But not decarbonizing is also a challenge at the community scale. As a neighborhood decarbonizes, the number of gas users declines, but the cost of maintaining the entire gas system does not. It lands on a shrinking user base that faces rapidly rising gas prices. If left purely to market forces and incentive programs, those without the funds to pay for the switchover will be stuck on an upward spiral of gas prices, while their wealthier neighbors claim rebates for the early adoption of decarbonization technologies. To avoid perpetuating these deep inequities, and to increase community resilience, decarbonization must be looked at from a systems perspective. Decarbonization should be planned in inclusive geographic areas so that small groups of users are not left behind. In addition, for families already struggling to pay for the basics, decarbonization must be accompanied with a flexible and supportive funding source to make sure that household projects can succeed even if they grow in scope, and this support must be a central part of a community decarbonization plan.
Above all, because affordable housing is fundamental to the resilience of any community, maintaining housing affordability while decarbonizing it and keeping it overall fit for purpose is essential. However, the affordable-housing sector is one of the most challenging to address from a policy perspective: its finance is exceptionally complex, the populations it serves are highly vulnerable, and multifamily housing is often left out of energy programs, due to conflicting incentives between owners and tenants. Traditional approaches to decarbonization policy and implementation tend to focus on market-rate buildings and either ignore or exclude affordable housing, perpetuating cycles of discrimination and disinvestment. By turning this pattern around and developing solutions that provide financial incentives for affordable housing, linked to strong renter protections, governments can drive the benefits of decarbonization into communities while mitigating unintended consequences. And by supporting transition of buildings and communities that have been chronically neglected, the demand for emerging technologies can be boosted to support bottom-up market transformation.
Decarbonization is essential to addressing the climate crisis, but it isn’t enough. Taking a systems-based approach that links decarbonization, equity, and resilience, we can leverage investment to reduce emissions while keeping communities safer and healthier. We must address the climate crisis alongside and together with addressing the crises of inequity and injustice that are just as urgent and, if anything, more apparent.
Government policy is essential to provide leadership and help balance the playing field by getting all building owners to understand the real cost and impact of burning fossil fuels.
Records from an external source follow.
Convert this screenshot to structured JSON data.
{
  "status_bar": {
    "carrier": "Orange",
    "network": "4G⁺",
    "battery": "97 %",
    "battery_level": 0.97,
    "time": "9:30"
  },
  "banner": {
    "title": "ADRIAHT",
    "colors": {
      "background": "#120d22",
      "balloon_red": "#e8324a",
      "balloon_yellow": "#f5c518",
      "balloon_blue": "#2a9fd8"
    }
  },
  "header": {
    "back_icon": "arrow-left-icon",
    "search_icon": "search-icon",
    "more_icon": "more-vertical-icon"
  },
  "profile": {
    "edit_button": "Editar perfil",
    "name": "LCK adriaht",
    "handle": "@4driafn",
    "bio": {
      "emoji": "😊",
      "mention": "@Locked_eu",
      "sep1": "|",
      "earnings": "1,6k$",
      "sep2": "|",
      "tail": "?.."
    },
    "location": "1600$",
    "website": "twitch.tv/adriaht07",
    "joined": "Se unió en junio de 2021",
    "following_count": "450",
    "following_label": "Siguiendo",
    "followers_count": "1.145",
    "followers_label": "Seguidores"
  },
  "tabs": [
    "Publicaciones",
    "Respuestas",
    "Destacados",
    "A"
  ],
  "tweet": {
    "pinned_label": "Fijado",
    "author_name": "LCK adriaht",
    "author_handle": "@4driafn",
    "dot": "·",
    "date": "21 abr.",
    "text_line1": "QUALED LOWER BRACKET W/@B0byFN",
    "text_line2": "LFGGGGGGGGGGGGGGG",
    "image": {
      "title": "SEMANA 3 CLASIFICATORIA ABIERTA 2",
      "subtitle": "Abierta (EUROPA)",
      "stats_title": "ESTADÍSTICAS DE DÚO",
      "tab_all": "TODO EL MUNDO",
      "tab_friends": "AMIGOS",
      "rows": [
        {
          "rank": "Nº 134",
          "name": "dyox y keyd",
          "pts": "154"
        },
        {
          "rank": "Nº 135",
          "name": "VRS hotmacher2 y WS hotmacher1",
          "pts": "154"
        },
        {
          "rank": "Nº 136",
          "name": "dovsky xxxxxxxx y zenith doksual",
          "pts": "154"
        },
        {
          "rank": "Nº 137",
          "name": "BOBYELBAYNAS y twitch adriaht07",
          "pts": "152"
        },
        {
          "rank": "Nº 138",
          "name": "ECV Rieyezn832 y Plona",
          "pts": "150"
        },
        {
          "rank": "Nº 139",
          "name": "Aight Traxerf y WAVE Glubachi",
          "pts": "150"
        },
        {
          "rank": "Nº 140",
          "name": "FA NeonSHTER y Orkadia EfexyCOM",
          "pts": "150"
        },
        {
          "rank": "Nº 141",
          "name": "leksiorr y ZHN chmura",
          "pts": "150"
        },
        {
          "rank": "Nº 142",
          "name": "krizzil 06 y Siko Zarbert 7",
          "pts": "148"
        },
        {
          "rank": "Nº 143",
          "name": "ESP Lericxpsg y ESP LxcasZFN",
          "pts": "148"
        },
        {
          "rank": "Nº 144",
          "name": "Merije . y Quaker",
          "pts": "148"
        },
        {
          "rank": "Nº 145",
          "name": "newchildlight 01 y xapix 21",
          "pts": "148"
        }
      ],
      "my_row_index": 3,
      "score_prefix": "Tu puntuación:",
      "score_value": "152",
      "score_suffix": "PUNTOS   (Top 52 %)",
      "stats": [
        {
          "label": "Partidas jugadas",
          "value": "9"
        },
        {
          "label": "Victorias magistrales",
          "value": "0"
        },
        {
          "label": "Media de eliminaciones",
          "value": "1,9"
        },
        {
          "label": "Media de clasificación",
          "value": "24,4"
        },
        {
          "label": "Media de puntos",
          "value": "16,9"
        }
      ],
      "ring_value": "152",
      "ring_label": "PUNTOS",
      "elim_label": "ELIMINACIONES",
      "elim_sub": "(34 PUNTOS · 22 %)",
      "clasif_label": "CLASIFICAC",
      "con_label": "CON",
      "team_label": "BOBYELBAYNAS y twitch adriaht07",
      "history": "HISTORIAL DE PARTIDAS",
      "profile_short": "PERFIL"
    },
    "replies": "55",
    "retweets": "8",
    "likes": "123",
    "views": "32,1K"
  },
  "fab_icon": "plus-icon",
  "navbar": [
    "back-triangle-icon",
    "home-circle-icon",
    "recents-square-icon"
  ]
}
The ESG investing movement is pushing real estate owners to develop approaches to achieve rapid decarbonization, but while owners and investors are inherently part of our communities, they do not always understand the interconnections they have with other kinds of community members. Designing solutions in partnership with affordable housing stakeholders is fundamental to not only reducing emissions, but also to keeping people safe, healthy, and housed as we face a more extreme climate. Decarbonization is essential to reduce the threat of global warming, but we must also make sure that it makes our cities more resilient, inclusive, and healthier for all.
Featured image via Energy Industry Review.